The film offers some half-interesting observations about modern society. Like how, despite both being interfaith equations, the lawlessness of religion in India is not too different from the politics of consent in the West. Both stories feature a noble 21-year-old with a flaky minor, but only in one of them does it become a deal-breaker; the Hindu-Muslim tension usurps the other. Yet, Kashyap’s efforts to make his commentary accessible are, not for the first time, lost in translation. As a viewer, it’s a bit bewildering to be kept in the dark about a film’s purpose for so long; I was even left twiddling my thumbs in the interval, asking at least a dozen questions that had no answers. Most characters feel like musical placeholders and appropriations of other people their age – defined by random musings and very little emotional continuity.
Amrita is perhaps the most interesting of the lot in how she seems immune to the urgency of her situation. She ponders like an armchair liberal, but also a kid who’s anguished by the dissonance with her right-wing family. She doesn’t get how serious it is because, in her head, there are bigger issues like climate change in the world; her family is but a flimsy footnote. She’s idealistic by virtue of being in the religious majority – a woke theorist with no practical experience. A stand, for her, is something that people take; she has no idea that the thing that balances motorcycles are called stands too. The problem, though, is that all of this is blatant text – her alter-ego, for example, is a comically philosophical Muslim TikToker (presumably a version of Saloni Gaur) – rather than subtle subtext. She literally spells it all out in her videos and chats with Yakub, leaving nothing to the viewer’s interpretation of their love-jihad-themed road movie. Alaya F does a decent job of playing Amrita and Aisha as two separate girls, but the writing ensures that neither of them feel real. Karan Mehta seems too aware of his resemblance to a young Ranveer Singh, and while he’s suitably brooding as Harmeet, his role as Yakub is replete with annoying quirks and simpleton-like gestures. Different doesn’t necessarily mean the opposite.

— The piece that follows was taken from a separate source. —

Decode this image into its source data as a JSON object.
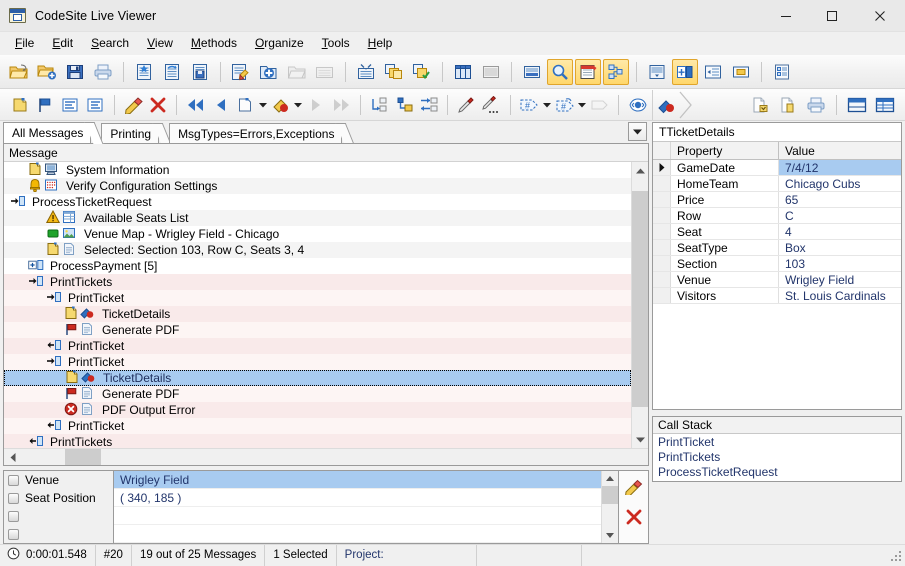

There are other stereotypes, too, like a predatory gay club manager and a prison montage that looks straight out of Riz Ahmed’s breaking-bad phase in A Night Of. Kashyap’s best films have had rhythm and density problems, where the sheer volume of opinions is at odds with the expression of them. Almost Pyaar with DJ Mohabbat is the reverse; the endless posturing is a ruse for its complete lack of depth. There’s no method, and the madness is generic. People simply while away screen time, barreling towards a final shot that looks like a cute hybrid between Another Earth (2011) and La La Land (2016). The whole movie is based on the feel-but-don’t-think rule, which is often used as an excuse to entertain without engaging. Ironically, the one thing it proves is this: A bad Anurag Kashyap movie is as versatile as other bad movies.